The European Maritime Safety Agency (EMSA) expanded its drone services to assist in monitoring ship emissions in the Baltic Sea, as well as support surveillance in the Black Sea region.
ollowing a request from the Environmental Protection Department of Lithuania’s Ministry of the Environment, EMSA announced it is providing the country with Remotely Piloted Aircraft System (RPAS) services, starting from 23 March, to assist in monitoring ship emissions and improve maritime safety.
The services will run for three months and will see EMSA RPAS being used to calculate the sulphur content of the fuel being used by the passing ships. Sensors onboard the RPAS will measure the emissions from the exhaust plumes of vessels travelling in the main shipping lanes and when at anchorage around the Lithuanian port of Klaipeda, in the Baltic Sea. The sulphur content of marine fuel in this Sulphur Emission Control Area (SECA) should be no greater than 0.1%.

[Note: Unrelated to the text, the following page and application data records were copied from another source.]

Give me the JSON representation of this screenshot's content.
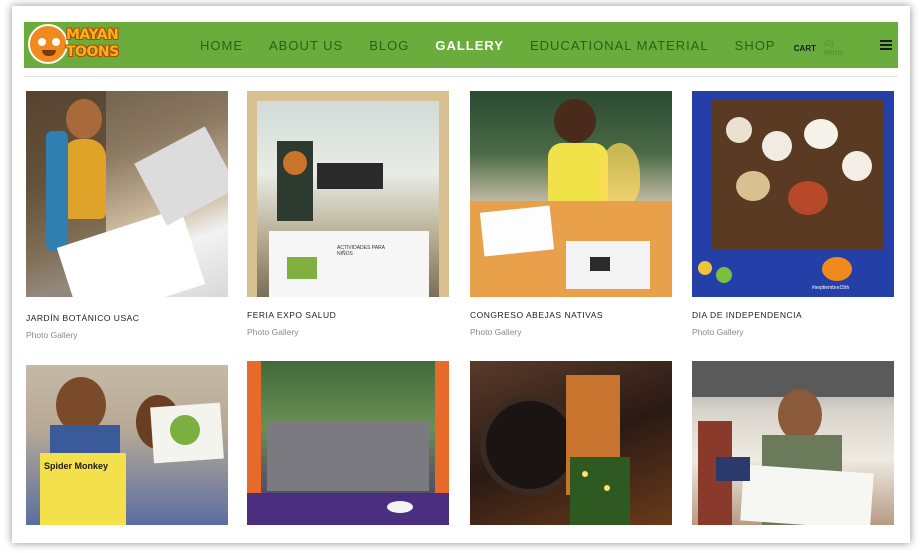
{
  "brand": {
    "logo_text": "MAYAN TOONS"
  },
  "nav": {
    "items": [
      {
        "label": "HOME"
      },
      {
        "label": "ABOUT US"
      },
      {
        "label": "BLOG"
      },
      {
        "label": "GALLERY"
      },
      {
        "label": "EDUCATIONAL MATERIAL"
      },
      {
        "label": "SHOP"
      }
    ],
    "active": "GALLERY",
    "cart_label": "CART",
    "cart_count": "(0) items",
    "menu_icon": "hamburger-icon"
  },
  "gallery": {
    "items": [
      {
        "title": "JARDÍN BOTÁNICO USAC",
        "subtitle": "Photo Gallery"
      },
      {
        "title": "FERIA EXPO SALUD",
        "subtitle": "Photo Gallery"
      },
      {
        "title": "CONGRESO ABEJAS NATIVAS",
        "subtitle": "Photo Gallery"
      },
      {
        "title": "DIA DE INDEPENDENCIA",
        "subtitle": "Photo Gallery"
      },
      {
        "title": "",
        "subtitle": ""
      },
      {
        "title": "",
        "subtitle": ""
      },
      {
        "title": "",
        "subtitle": ""
      },
      {
        "title": "",
        "subtitle": ""
      }
    ],
    "photo_labels": {
      "stand_banner": "ACTIVIDADES PARA NIÑOS",
      "book_cover": "Spider Monkey",
      "hashtag": "#septiembre15th"
    }
  },
  "colors": {
    "nav_bg": "#6aad3d",
    "nav_active": "#ffffff",
    "nav_text": "#2f5e16",
    "logo": "#f7b21e"
  }
}
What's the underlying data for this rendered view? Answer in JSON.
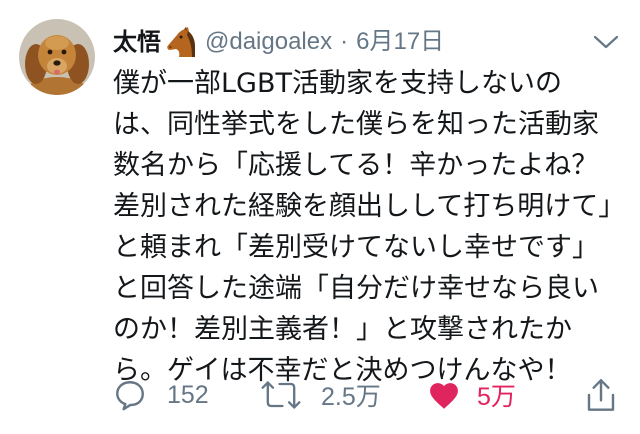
{
  "tweet": {
    "author": {
      "avatar_icon": "dog-photo-avatar",
      "display_name": "太悟",
      "name_emoji_icon": "horse-face-icon",
      "handle": "@daigoalex",
      "separator": "·",
      "date": "6月17日"
    },
    "menu_icon": "chevron-down-icon",
    "text_lines": [
      "僕が一部LGBT活動家を支持しないの",
      "は、同性挙式をした僕らを知った活動家",
      "数名から「応援してる！辛かったよね？",
      "差別された経験を顔出しして打ち明けて」",
      "と頼まれ「差別受けてないし幸せです」",
      "と回答した途端「自分だけ幸せなら良い",
      "のか！差別主義者！」と攻撃されたか",
      "ら。ゲイは不幸だと決めつけんなや！"
    ],
    "actions": {
      "reply": {
        "icon": "reply-icon",
        "count": "152"
      },
      "retweet": {
        "icon": "retweet-icon",
        "count": "2.5万"
      },
      "like": {
        "icon": "heart-filled-icon",
        "count": "5万",
        "liked": true
      },
      "share": {
        "icon": "share-icon"
      }
    }
  },
  "colors": {
    "text": "#14171a",
    "secondary": "#657786",
    "like": "#e0245e",
    "background": "#ffffff"
  }
}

The Environmental Protection Department will also be using the service in collaboration with other Lithuanian authorities – including the Navy, MRCC and fisheries control services – to conduct other types of maritime surveillance missions, EMSA informed.

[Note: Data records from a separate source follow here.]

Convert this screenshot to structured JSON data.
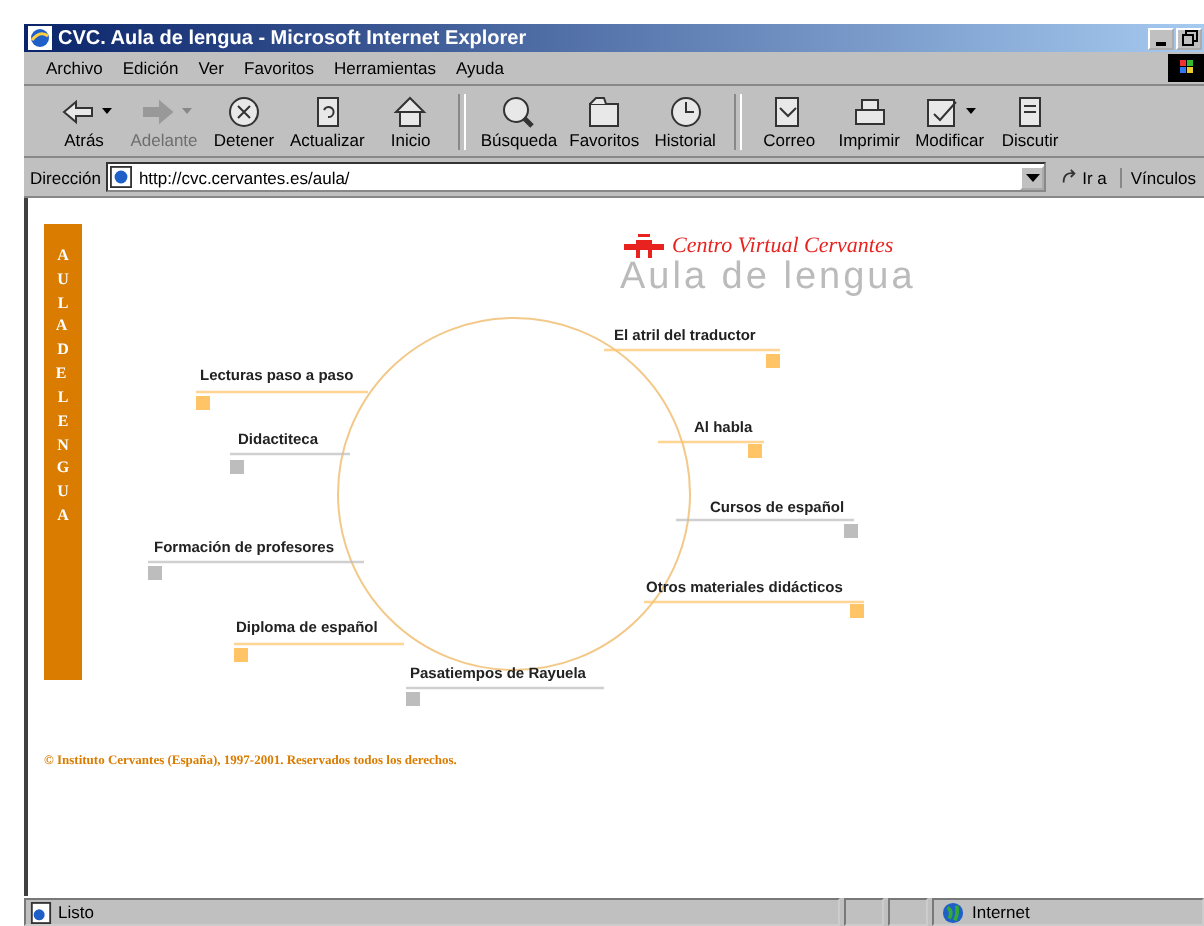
{
  "window": {
    "title": "CVC. Aula de lengua - Microsoft Internet Explorer"
  },
  "menu": [
    "Archivo",
    "Edición",
    "Ver",
    "Favoritos",
    "Herramientas",
    "Ayuda"
  ],
  "toolbar": {
    "groups": [
      [
        {
          "kind": "back",
          "label": "Atrás",
          "disabled": false,
          "has_menu": true
        },
        {
          "kind": "forward",
          "label": "Adelante",
          "disabled": true,
          "has_menu": true
        },
        {
          "kind": "stop",
          "label": "Detener",
          "disabled": false,
          "has_menu": false
        },
        {
          "kind": "refresh",
          "label": "Actualizar",
          "disabled": false,
          "has_menu": false
        },
        {
          "kind": "home",
          "label": "Inicio",
          "disabled": false,
          "has_menu": false
        }
      ],
      [
        {
          "kind": "search",
          "label": "Búsqueda",
          "disabled": false,
          "has_menu": false
        },
        {
          "kind": "favorites",
          "label": "Favoritos",
          "disabled": false,
          "has_menu": false
        },
        {
          "kind": "history",
          "label": "Historial",
          "disabled": false,
          "has_menu": false
        }
      ],
      [
        {
          "kind": "mail",
          "label": "Correo",
          "disabled": false,
          "has_menu": false
        },
        {
          "kind": "print",
          "label": "Imprimir",
          "disabled": false,
          "has_menu": false
        },
        {
          "kind": "edit",
          "label": "Modificar",
          "disabled": false,
          "has_menu": true
        },
        {
          "kind": "discuss",
          "label": "Discutir",
          "disabled": false,
          "has_menu": false
        }
      ]
    ]
  },
  "address_bar": {
    "label": "Dirección",
    "value": "http://cvc.cervantes.es/aula/",
    "go": "Ir a",
    "links": "Vínculos"
  },
  "page": {
    "side_banner": "AULA DE LENGUA",
    "brand": "Centro Virtual Cervantes",
    "heading": "Aula de lengua",
    "menu_items": [
      {
        "label": "Lecturas paso a paso",
        "color": "#ffc466"
      },
      {
        "label": "Didactiteca",
        "color": "#bdbdbd"
      },
      {
        "label": "Formación de profesores",
        "color": "#bdbdbd"
      },
      {
        "label": "Diploma de español",
        "color": "#ffc466"
      },
      {
        "label": "Pasatiempos de Rayuela",
        "color": "#bdbdbd"
      },
      {
        "label": "El atril del traductor",
        "color": "#ffc466"
      },
      {
        "label": "Al habla",
        "color": "#ffc466"
      },
      {
        "label": "Cursos de español",
        "color": "#bdbdbd"
      },
      {
        "label": "Otros materiales didácticos",
        "color": "#ffc466"
      }
    ],
    "copyright": "© Instituto Cervantes (España), 1997-2001. Reservados todos los derechos."
  },
  "status_bar": {
    "text": "Listo",
    "zone": "Internet"
  }
}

All the information is transmitted in real-time to trained users through EMSA’s RPAS Data Centre and is encoded automatically into the THETIS-EU information sharing system. This system is operated by EMSA to assist in the enforcement of the EU sulphur directive as well as to support port inspectors when targeting vessels to be inspected.

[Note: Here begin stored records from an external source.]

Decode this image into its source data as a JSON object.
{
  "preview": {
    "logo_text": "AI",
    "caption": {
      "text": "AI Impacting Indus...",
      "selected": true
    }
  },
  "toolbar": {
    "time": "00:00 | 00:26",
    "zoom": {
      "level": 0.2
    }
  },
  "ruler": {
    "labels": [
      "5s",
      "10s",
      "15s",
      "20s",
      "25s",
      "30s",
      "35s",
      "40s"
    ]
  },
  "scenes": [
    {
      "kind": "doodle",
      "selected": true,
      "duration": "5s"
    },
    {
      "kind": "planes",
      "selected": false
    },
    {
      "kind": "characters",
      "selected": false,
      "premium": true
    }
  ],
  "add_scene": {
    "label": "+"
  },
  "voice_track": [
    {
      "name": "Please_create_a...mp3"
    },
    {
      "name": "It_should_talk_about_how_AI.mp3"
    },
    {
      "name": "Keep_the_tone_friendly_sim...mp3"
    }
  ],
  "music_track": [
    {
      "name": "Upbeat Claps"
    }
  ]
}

In addition, the agency has provided multipurpose coastguard support via remotely piloted surveillance system (RPAS) services at the request of the Romanian Border Police.
In this case, the RPAS system will support a number of authorities in the Black Sea area, including the Romanian Naval Authority and National Agency for Fishing and Aquaculture. The PRAS can be used for a range of activities, including border control, monitoring naval traffic, search and rescue, and environmental protection.
The mid-sized RPAS craft can stay in the air for up to 7 hours and has a range of up to 200km. It is equipped with a camera capable of day and night operations, a sea surface scanner, a distress beacon detector and a sensor that can detect vessel positions.
The service has been allocated for six months, and will also contribute to specific missions conducted by the Romanian Border Police within the Multipurpose Maritime Operation 2021 in the Black Sea, in coordination with Frontex, EMSA and the European Fisheries Control Agency (EFCA).
Later this year, EMSA will add a second RPAS to the region (a light quadcopter), which will operate from the Romanian patrol vessel Stefan Cel Mare.